* Work instructions *
Whenever a line of the data below holds the string "Shift", copy that line.

* Source data *
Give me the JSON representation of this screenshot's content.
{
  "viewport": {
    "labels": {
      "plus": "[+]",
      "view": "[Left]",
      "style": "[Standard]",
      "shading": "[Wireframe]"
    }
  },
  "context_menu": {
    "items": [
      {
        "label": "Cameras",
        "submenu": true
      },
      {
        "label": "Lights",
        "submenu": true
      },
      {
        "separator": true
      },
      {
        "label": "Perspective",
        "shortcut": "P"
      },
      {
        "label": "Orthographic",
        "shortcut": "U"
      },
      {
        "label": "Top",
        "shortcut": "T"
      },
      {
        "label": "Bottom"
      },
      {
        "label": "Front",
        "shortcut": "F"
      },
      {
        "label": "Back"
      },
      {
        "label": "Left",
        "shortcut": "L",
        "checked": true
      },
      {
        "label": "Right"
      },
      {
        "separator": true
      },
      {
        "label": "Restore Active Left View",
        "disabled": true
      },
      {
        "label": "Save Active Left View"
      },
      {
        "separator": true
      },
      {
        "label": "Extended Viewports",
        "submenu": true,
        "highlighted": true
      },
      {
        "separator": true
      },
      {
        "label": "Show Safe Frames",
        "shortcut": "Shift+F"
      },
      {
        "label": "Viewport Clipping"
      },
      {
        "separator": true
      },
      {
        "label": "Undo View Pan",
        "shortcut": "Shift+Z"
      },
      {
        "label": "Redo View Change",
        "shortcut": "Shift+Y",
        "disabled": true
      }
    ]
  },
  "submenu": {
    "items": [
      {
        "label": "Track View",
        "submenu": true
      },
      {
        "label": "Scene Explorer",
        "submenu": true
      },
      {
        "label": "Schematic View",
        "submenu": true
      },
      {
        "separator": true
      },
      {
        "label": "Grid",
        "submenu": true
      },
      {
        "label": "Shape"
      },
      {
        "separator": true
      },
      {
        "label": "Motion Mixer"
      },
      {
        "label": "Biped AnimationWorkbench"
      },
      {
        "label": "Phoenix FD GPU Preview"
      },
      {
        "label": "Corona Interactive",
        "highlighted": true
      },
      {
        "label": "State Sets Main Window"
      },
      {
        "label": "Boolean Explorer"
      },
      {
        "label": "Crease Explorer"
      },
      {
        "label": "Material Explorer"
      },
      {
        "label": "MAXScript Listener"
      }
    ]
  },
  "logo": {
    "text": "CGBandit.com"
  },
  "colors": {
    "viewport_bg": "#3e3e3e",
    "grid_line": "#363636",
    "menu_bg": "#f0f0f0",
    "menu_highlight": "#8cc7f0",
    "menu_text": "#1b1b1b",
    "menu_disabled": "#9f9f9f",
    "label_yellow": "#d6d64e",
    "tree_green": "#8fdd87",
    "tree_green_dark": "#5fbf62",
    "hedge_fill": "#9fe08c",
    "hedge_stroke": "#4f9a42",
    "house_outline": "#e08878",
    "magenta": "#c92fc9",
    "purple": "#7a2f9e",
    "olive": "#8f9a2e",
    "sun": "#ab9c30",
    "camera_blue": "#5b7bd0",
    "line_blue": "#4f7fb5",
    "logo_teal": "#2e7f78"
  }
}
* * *
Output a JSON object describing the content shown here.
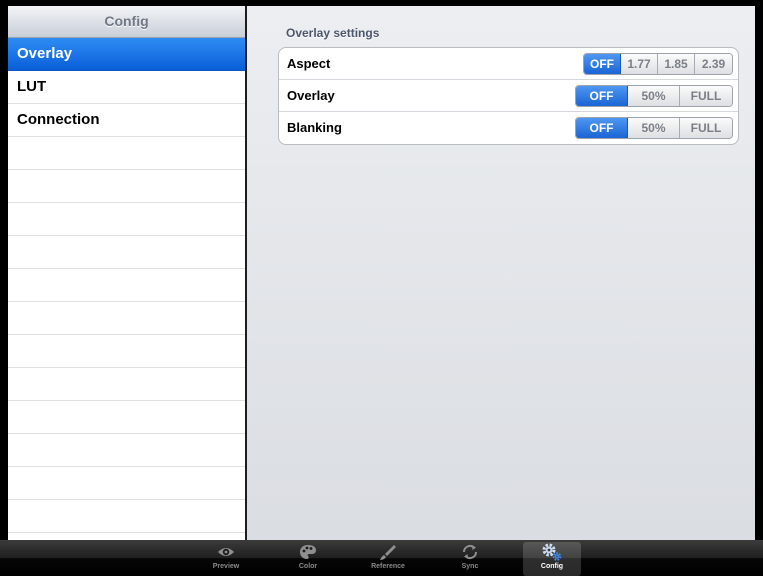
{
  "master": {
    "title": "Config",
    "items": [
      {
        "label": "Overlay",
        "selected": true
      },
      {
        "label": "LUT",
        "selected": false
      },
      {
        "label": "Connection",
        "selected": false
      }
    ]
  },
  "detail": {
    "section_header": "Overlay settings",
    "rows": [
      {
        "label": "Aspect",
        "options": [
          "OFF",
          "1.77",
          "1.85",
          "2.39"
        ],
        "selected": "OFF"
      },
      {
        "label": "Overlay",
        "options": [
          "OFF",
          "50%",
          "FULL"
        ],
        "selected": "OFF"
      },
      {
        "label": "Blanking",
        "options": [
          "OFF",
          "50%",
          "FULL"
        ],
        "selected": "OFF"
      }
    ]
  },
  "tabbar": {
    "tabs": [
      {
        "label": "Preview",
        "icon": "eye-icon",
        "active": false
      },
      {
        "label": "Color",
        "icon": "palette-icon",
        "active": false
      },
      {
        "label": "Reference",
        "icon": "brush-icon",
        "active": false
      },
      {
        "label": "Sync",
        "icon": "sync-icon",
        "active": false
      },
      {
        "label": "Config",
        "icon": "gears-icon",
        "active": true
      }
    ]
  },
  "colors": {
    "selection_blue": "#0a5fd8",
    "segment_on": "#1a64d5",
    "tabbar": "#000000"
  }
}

* Response for this exercise *
        "shortcut": "Shift+F"
        "shortcut": "Shift+Z"
        "shortcut": "Shift+Y",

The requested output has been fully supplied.